Breast cancers are also grouped by the presence of mutations in certain genes such as HER2 and BRCA1 and whether they grow in response to estrogen and progesterone, the female hormones. Breast cancers that grow in response to hormones have proteins known as hormone receptors (HR) on them.

Breasts consist of milk glands and ducts, connective and fat tissue. Most breast cancers start in the milk-producing glands (lobules) and ducts in the breast. The types of breast cancers include:

Noninvasive or preinvasive breast cancers

Noninvasive cancers remain confined to the primary site of development, but are always treated, because it is not possible to know if they will become invasive or not. Noninvasive breast cancers include:

  • Ductal carcinoma in situ (DCIS): Abnormal cells in the milk duct
  • Lobular carcinoma in situ (LCIS): Abnormal cells in the lobules

Invasive breast cancers

Invasive or infiltrating cancers are those that spread into nearby breast tissue. The two main types of invasive breast cancers are:

  • Invasive ductal carcinoma (IDC): IDC starts in the milk ducts and accounts for 80% of invasive breast cancers. 
  • Invasive lobular carcinoma (ILC): ILC starts in the lobules and accounts for 10% of invasive breast cancers.

Less common types of breast cancers include:

  • Inflammatory breast cancer: A type of breast cancer with inflammatory symptoms such as swelling and redness caused by cancer cells blocking the lymphatic ducts.
  • Breast angiosarcoma: Cancer that starts in the cells which line the blood or lymph vessels in the breast.
  • Paget’s disease: Cancer that starts in the ducts and spreads to the nipple and areola, the dark skin around the nipple.
  • Phyllodes tumor: Tumor that develops in the connective tissue in the breast. Approximately 75% of phyllodes tumors are benign.

Rare subtypes of invasive ductal carcinomas that are less aggressive and less likely to spread include:

  • Adenoid Cystic carcinoma
  • Low grade adenosquamous carcinoma
  • Medullary carcinoma
  • Mucinous carcinoma
  • Papillary carcinoma
  • Tubular carcinoma

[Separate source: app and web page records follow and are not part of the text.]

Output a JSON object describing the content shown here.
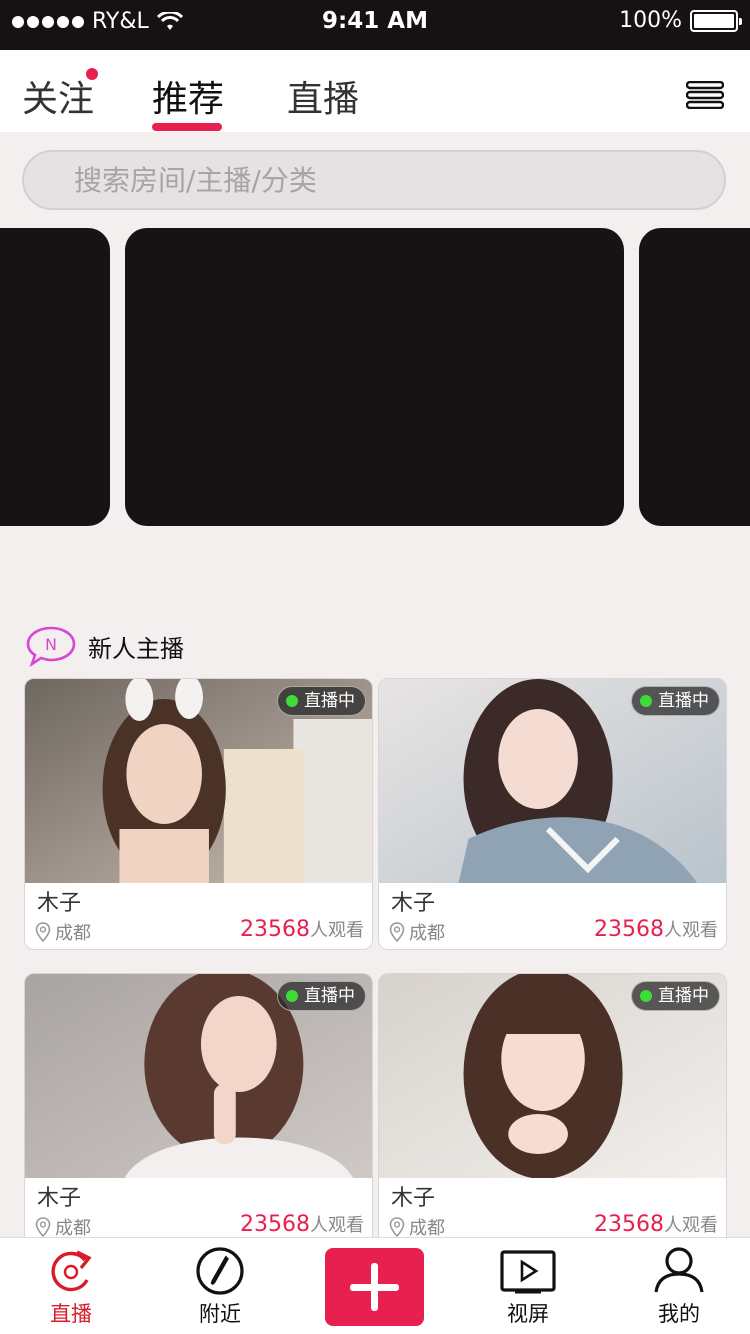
{
  "status_bar": {
    "carrier": "RY&L",
    "time": "9:41 AM",
    "battery": "100%"
  },
  "top_nav": {
    "tabs": [
      {
        "label": "关注",
        "has_dot": true
      },
      {
        "label": "推荐",
        "active": true
      },
      {
        "label": "直播"
      }
    ]
  },
  "search": {
    "placeholder": "搜索房间/主播/分类"
  },
  "section": {
    "badge_letter": "N",
    "title": "新人主播"
  },
  "cards": [
    {
      "badge": "直播中",
      "name": "木子",
      "location": "成都",
      "viewers_count": "23568",
      "viewers_suffix": "人观看"
    },
    {
      "badge": "直播中",
      "name": "木子",
      "location": "成都",
      "viewers_count": "23568",
      "viewers_suffix": "人观看"
    },
    {
      "badge": "直播中",
      "name": "木子",
      "location": "成都",
      "viewers_count": "23568",
      "viewers_suffix": "人观看"
    },
    {
      "badge": "直播中",
      "name": "木子",
      "location": "成都",
      "viewers_count": "23568",
      "viewers_suffix": "人观看"
    }
  ],
  "tab_bar": {
    "items": [
      {
        "label": "直播",
        "icon": "live-refresh-icon",
        "active": true
      },
      {
        "label": "附近",
        "icon": "compass-icon"
      },
      {
        "label": "",
        "icon": "plus-icon"
      },
      {
        "label": "视屏",
        "icon": "video-play-icon"
      },
      {
        "label": "我的",
        "icon": "user-icon"
      }
    ]
  },
  "colors": {
    "accent": "#e8204f",
    "live_dot": "#3ddc37",
    "banner": "#171314",
    "background": "#f4efef"
  }
}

Rare subtypes of invasive ductal carcinoma that are aggressive and spread fast include the following:

  • Metaplastic carcinoma
  • Micropapillary carcinoma
  • Mixed carcinoma with features of both ductal and lobular carcinomas


Breast Cancer Awareness: Symptoms, Diagnosis, and Treatment See Slideshow

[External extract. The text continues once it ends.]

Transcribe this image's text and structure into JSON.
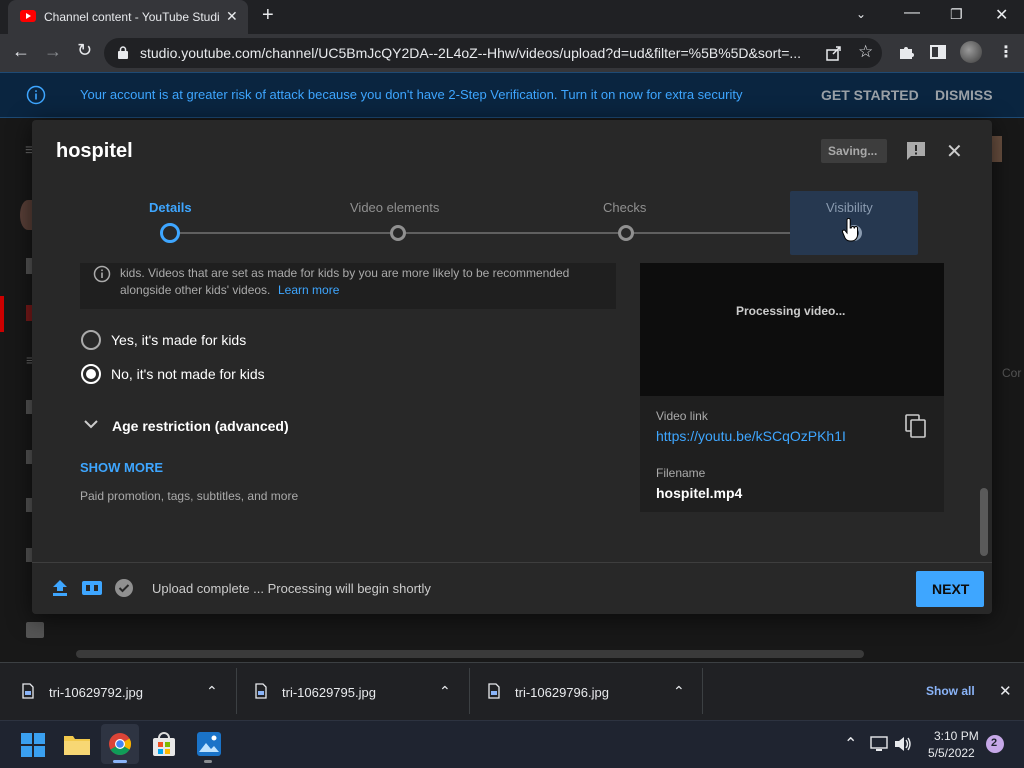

What are the stages of breast cancer?

Breast cancers are staged by the size of the tumor and extent of spread. Breast cancers are also graded from one to three, based on how abnormal the cancer cells look and how fast they grow. One is low grade and three is a high grade cancer that is more likely to grow rapidly and spread. In addition, breast cancer may be staged as noted below.

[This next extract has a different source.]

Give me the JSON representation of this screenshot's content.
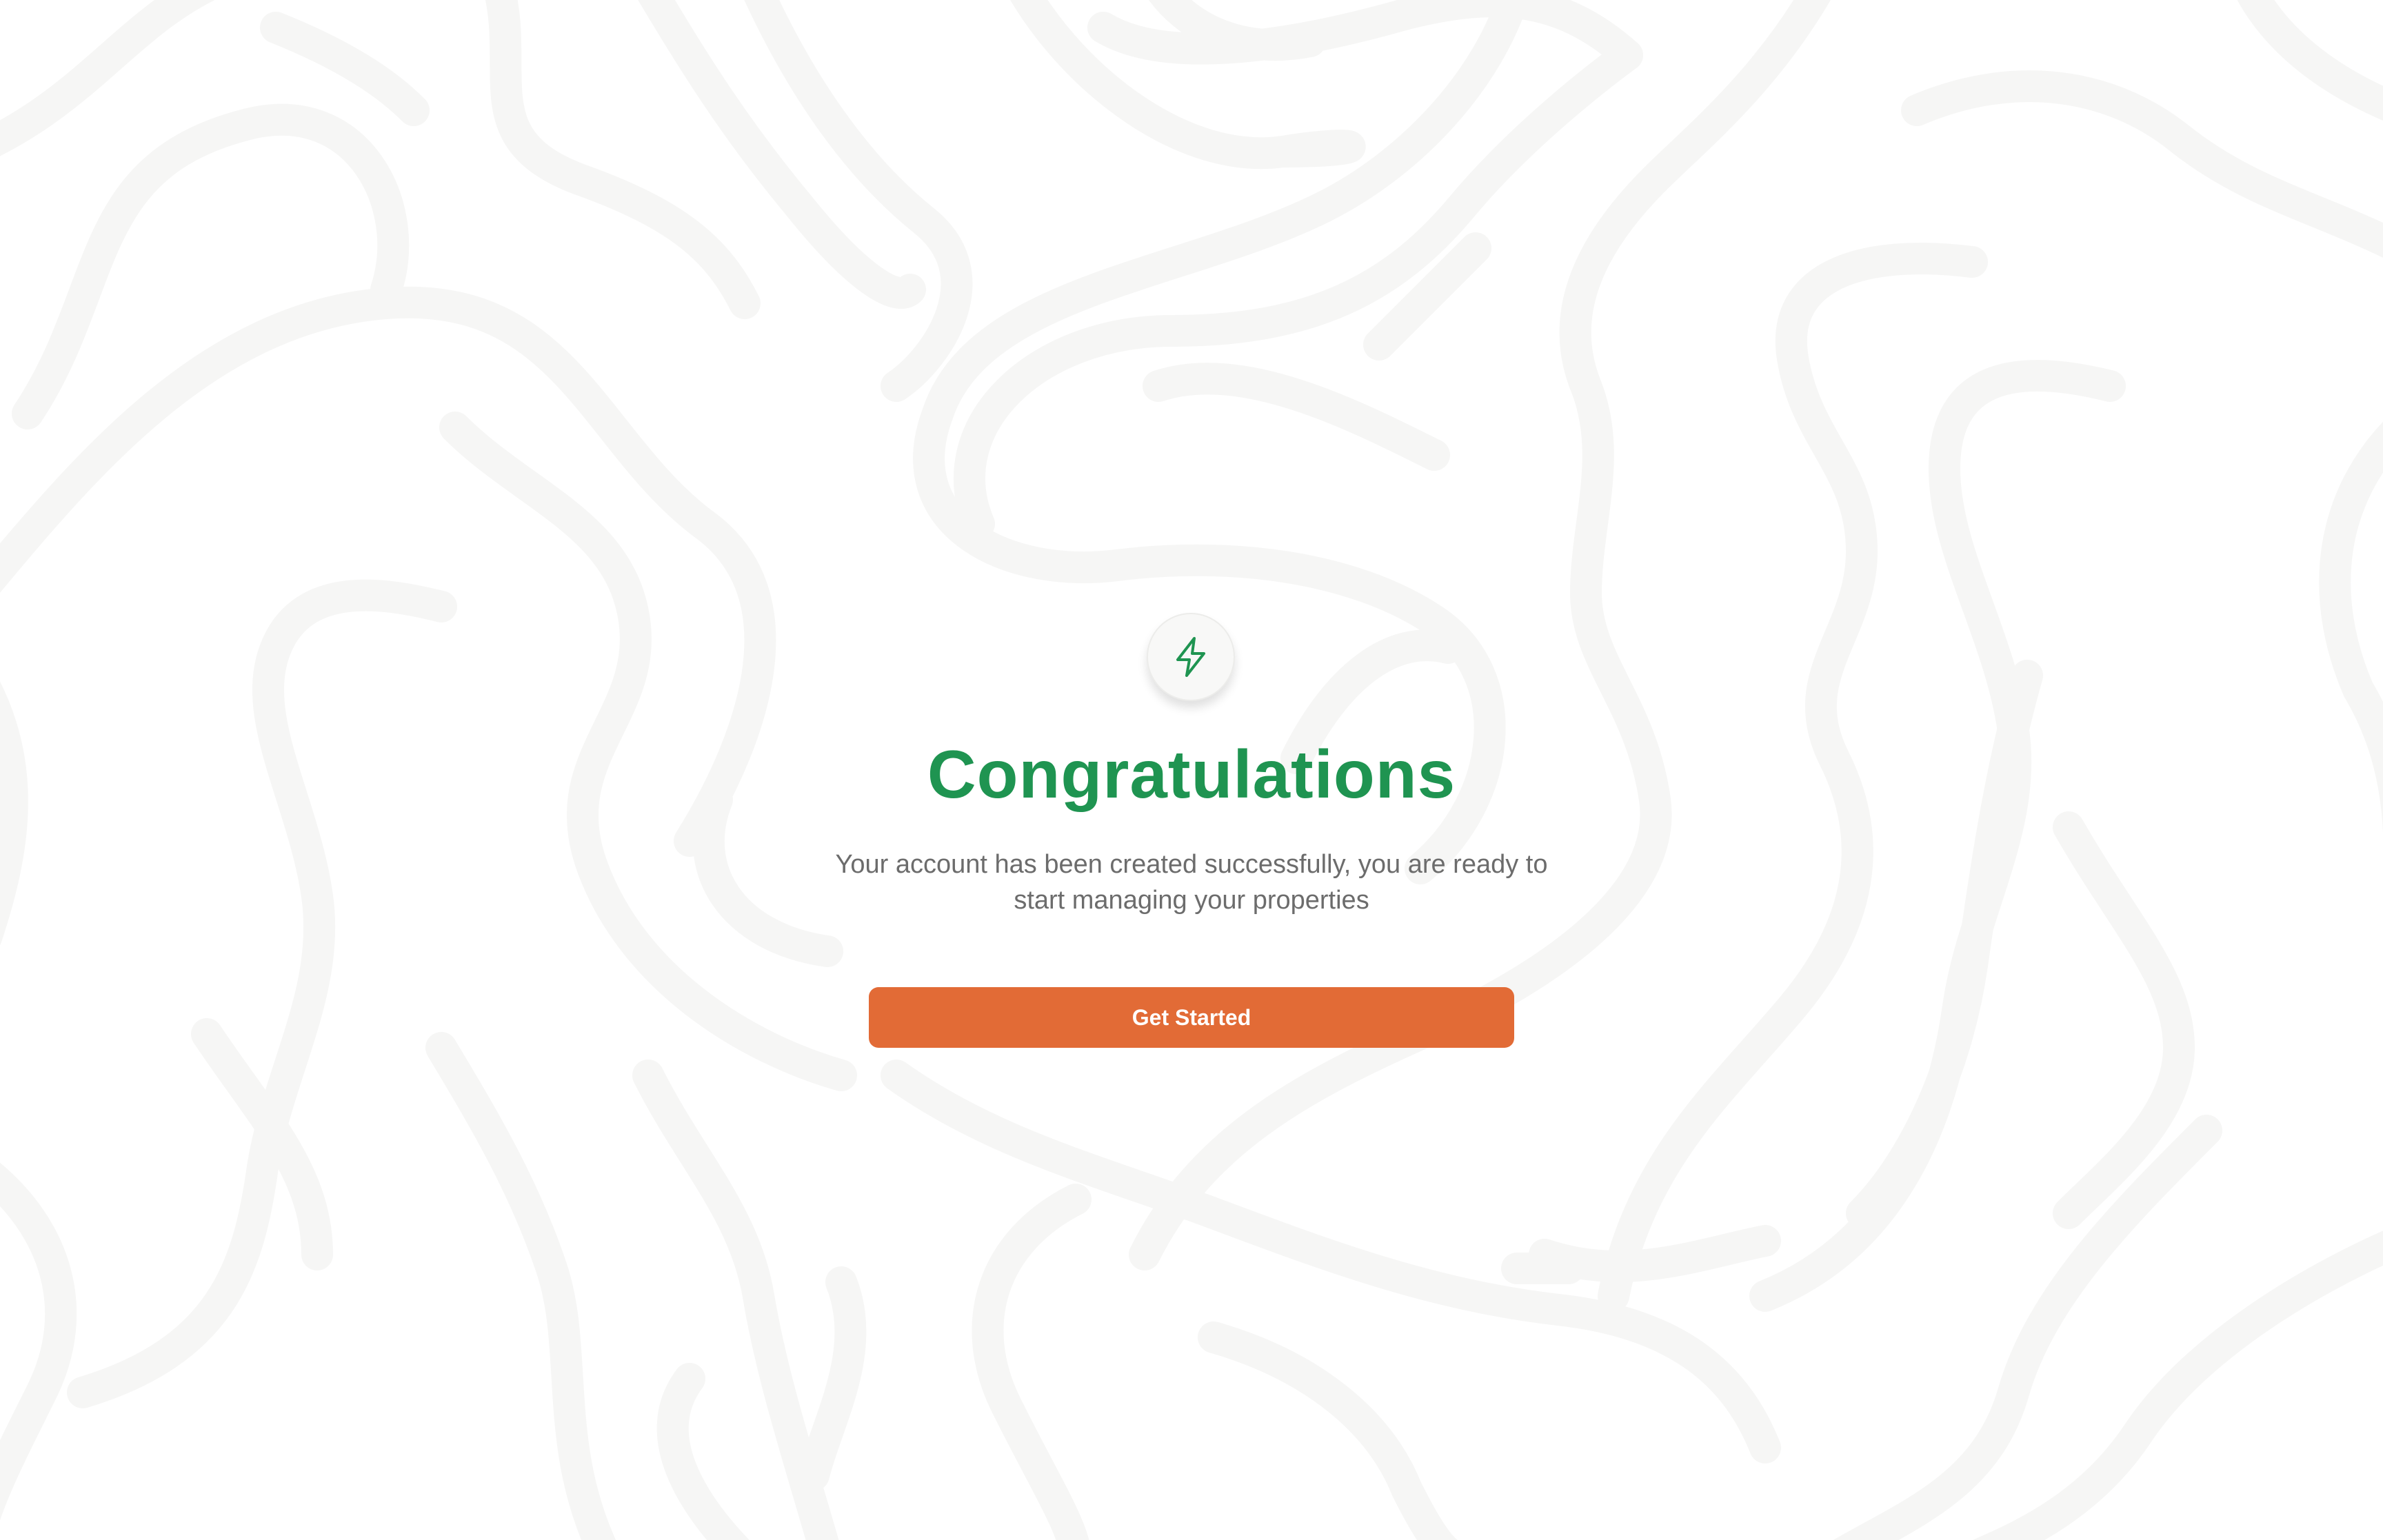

The four stages of breast cancer are:

  • Stage I: The tumor is relatively small and localized to the original site with possible spread to the sentinel lymph nodes.
  • Stage II: The tumor has grown and spread to a few nearby lymph nodes.
  • Stage III: The tumor has grown into many lymph nodes and other tissue in the breast.
  • Stage IV: The cancer has spread (metastatic cancer) to distant parts of the body such as bone, brain, lungs or liver.

Other staging systems state there are 5 stages with Stage 0 representing non-invasive cancer cells. Another classification that is highly detailed is the TNM system, based on tumor size, lymph node involvement and metastatic spread.

What are the signs that breast cancer has spread?

General symptoms that breast cancer has spread include the following:

Other symptoms depend on where the cancer has spread and can include:

What are the survival rates for breast cancer?

The survival rates for breast cancers are excellent if the cancer is detected and treated early. The five-year survival rates for breast cancers are:

Five-year survival rates for breast cancers chart
Localized The cancer is confined to the site of origin 99%
Regional The cancer has spread to nearby tissues and/or lymph nodes 86%
Distant The cancer has spread to distant parts of the body 28%

The above survival rates are based only on the stage of cancer at the time of diagnosis. Survival with breast cancer also depends on many other factors such as the age and overall health of the patient, type and grade of cancer, presence and type of gene mutations, hormone receptor status and response to treatment. Each patient is unique; survival rates are averages.